April home sales hold their own, but the true test of the market will be this month

In what has been anything but a normal year weather-wise, April MLS® sales actually held their own, falling just shy of last year’s total.
Sale numbers are exactly at the 10-year average performance level for this month.
Affordability issues for first-time buyers, such as the lowering of the Canada Mortgage and Housing Corporation (CMHC) mortgage insurance amortization period from 30 to 25 years, has had a broader impact on other aspects of the housing market. As a result, single-family homes continue to underachieve compared to more affordable property types such as condominiums and single-attached properties. 
Since single-family homes, or residential-detached homes, units make up the majority of sales in the Winnipeg MLS® market region, converting less than 50 per cent of the housing inventory made it difficult to see a stronger overall April MLS® sales result.
Year-to-date sales are down four per cent from the 10-year average of 3,548 sales. The best year ever for total MLS® sales was 2007, which also holds the highest sales number for the first four months at 3,740 units.
April MLS® unit sales were down less than two per cent (1,227 in April 2013 vs. 1,245), while dollar volume was up two per cent ($333.1 million vs. $325.9 million last year) in comparison to the same month last year. 
Year-to-date MLS® sales essentially were even (3,391 vs. 3,401 units), while dollar volume rose three per cent ($904.0 million this year vs. $876.3 million) in comparison to the same period last year. 
The MLS® inventory remains healthy with 11 per cent more to choose from at this time than last year.
“May will now be a true test of how our MLS® market behaves this year as this is the month where sales usually reach the highest monthly total of the year and push dollar volume up another notch,” said David Powell, president of WinnipegREALTORS®.  “We are in great shape with supply, so demand will be the determining factor.”
Powell said home buyers should be contacting their REALTOR® to find out just what is available on the current market. 

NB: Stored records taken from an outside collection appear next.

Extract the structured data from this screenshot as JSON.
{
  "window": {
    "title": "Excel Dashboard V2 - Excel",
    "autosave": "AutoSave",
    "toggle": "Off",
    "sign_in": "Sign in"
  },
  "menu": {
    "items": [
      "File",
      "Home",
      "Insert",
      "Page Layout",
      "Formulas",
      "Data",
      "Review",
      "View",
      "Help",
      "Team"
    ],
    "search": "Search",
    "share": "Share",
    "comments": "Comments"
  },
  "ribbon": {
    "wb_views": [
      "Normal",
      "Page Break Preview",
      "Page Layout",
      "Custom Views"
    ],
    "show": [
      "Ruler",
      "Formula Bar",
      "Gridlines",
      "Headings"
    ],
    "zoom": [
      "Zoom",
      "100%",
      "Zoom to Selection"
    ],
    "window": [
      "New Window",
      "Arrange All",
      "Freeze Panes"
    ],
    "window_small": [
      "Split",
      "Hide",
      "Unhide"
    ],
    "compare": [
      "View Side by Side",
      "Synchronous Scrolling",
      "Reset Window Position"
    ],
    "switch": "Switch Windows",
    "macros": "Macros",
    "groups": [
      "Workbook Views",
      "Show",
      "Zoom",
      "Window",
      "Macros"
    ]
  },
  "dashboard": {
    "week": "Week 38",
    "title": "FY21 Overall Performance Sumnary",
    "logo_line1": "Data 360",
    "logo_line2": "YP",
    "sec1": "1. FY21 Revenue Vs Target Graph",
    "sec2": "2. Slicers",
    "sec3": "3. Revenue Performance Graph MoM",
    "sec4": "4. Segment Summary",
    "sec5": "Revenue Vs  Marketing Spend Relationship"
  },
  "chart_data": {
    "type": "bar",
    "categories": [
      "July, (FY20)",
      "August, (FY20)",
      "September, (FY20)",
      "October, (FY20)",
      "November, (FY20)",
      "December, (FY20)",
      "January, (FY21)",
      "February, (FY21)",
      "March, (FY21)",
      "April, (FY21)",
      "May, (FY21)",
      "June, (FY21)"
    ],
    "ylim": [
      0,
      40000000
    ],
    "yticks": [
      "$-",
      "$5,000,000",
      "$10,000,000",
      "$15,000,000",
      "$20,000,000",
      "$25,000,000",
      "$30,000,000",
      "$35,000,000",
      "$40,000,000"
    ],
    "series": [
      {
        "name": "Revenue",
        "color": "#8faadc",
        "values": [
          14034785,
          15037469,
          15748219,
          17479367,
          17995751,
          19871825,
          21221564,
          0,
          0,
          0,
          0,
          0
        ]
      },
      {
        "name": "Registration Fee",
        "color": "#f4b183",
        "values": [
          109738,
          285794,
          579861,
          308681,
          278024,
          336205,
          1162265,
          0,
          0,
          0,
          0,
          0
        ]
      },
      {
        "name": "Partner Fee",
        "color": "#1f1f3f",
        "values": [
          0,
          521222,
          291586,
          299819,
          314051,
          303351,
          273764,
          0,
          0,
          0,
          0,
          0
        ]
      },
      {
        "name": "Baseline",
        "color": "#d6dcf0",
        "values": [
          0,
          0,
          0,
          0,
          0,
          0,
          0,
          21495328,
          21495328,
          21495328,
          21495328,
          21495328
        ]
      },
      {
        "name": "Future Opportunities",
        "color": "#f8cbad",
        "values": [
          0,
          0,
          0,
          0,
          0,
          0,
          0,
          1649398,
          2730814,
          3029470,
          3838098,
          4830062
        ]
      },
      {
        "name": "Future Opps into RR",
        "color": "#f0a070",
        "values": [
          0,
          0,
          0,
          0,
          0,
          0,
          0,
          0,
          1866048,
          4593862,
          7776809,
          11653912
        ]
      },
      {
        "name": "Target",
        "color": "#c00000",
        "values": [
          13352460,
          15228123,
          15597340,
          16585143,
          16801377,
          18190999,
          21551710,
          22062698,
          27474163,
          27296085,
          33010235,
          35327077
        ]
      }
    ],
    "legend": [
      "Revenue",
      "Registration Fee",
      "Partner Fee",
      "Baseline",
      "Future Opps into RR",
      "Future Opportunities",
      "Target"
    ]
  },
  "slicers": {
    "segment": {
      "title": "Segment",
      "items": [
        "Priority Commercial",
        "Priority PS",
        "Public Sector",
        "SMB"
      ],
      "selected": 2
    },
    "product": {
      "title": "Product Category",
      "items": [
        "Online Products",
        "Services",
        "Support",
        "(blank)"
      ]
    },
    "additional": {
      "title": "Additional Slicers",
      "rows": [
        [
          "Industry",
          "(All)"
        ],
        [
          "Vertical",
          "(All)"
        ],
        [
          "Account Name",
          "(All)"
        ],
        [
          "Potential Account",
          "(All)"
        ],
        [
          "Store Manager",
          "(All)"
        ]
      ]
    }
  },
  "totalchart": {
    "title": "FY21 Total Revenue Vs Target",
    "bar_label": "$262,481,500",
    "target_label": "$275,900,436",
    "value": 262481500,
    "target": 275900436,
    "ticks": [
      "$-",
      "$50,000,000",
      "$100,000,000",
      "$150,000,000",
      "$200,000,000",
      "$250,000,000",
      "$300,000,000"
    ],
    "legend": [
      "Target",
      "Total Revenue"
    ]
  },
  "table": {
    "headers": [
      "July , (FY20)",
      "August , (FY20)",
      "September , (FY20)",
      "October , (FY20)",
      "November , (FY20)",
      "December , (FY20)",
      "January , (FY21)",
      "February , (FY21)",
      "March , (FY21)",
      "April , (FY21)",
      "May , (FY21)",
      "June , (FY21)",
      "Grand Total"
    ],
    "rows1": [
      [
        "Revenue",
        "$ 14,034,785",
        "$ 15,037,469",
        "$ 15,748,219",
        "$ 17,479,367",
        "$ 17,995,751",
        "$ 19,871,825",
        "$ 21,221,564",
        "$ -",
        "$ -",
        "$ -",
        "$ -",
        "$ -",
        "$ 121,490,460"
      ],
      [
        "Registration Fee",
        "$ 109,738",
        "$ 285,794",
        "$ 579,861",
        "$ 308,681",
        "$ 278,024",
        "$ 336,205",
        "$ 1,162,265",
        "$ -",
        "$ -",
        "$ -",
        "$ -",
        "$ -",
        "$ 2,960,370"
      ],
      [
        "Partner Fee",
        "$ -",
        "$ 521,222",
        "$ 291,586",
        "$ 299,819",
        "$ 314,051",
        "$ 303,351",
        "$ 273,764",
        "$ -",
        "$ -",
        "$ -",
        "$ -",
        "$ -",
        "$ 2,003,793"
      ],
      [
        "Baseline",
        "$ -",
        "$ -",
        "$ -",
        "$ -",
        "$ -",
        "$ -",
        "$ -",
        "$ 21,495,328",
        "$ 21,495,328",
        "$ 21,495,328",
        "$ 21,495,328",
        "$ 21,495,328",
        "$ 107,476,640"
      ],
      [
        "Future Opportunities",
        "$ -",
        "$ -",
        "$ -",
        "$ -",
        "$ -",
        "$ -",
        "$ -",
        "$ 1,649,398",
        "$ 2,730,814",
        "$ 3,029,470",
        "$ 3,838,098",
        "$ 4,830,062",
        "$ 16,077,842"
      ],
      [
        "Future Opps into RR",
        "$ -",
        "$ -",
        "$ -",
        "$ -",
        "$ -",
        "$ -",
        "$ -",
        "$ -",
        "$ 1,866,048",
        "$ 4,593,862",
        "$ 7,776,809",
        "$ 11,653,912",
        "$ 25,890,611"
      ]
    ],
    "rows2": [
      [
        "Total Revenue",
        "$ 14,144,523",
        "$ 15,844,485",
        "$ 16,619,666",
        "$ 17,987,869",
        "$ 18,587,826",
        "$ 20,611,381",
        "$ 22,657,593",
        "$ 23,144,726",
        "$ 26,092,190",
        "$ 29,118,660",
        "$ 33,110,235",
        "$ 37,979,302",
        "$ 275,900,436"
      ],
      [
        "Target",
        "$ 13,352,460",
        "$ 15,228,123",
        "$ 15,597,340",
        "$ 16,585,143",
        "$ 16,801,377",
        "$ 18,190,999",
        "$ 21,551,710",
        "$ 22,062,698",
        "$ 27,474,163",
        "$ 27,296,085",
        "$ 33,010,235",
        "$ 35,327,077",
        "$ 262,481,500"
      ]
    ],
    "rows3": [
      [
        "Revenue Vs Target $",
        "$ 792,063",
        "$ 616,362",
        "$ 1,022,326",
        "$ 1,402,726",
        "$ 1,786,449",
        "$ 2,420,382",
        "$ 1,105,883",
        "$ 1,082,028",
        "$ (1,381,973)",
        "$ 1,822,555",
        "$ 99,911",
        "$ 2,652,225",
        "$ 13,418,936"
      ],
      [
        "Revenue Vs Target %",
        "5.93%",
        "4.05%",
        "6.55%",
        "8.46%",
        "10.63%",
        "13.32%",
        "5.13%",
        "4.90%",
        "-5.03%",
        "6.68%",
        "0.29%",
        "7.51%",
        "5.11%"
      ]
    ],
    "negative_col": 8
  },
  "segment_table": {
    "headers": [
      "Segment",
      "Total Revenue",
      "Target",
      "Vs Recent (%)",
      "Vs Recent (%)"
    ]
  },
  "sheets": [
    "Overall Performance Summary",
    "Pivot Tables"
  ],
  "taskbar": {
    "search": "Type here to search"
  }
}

Some consumers, who have been unsuccessful in the past securing the home they desire, may be pleasantly surprised this year as there were 3,860 active MLS® listings available at the end of April, he added.
 The most active residential-detached price range was from $250,000 to $299,999 with 20% of total sales. The immediate price ranges above and below this range were next at 17 per cent each. 
There were only five sales from $750,000 to $1 million, with no sales at or above $1 million. The lowest sale price was $42,500. 
Condominium sales were most active in the $150,000 to $199,999 price range at 29 per cent of total sales. A strong second place result was the $200,000 to $249,999 price range at 22 per cent.
 The average time on the market for residential-detached property sales in April was 26 days, two days quicker than last month and one day off pace set in April 2013. 
The average time on the market for condominium sales was 38 days, six days slower than last month and nine days behind the turnover rate in April 2013.
Meanwhile, CMHC predicts that the amount of mortgages it insures will decline by 2.2 per cent in 2014 to $545 billion from 2013’s $557 billion. In 2011, the government agency insured mortgages worth $567 billion.
CMHC provides the majority of mortgage insurance to Canadian home buyers who have less than a 20-per-cent down payment when borrowing from a federally-regulated banking institution. The agency said more restriction will be added to the housing market to prevent it from becoming overheated, and to lessen its exposure in the market.
Last month, CMHC announced it will no longer be providing mortgage insurance for anyone buying a second home and self-employed borrowers without third-party income validation.
Tightening of mortgage rules have been occurring over the last few years. In July, 2013, former Finance Minister Jim Flaherty announced the lowering of the amortization period for CMHC-insured mortgages to 25 years, which had a decelerating effect on the housing market.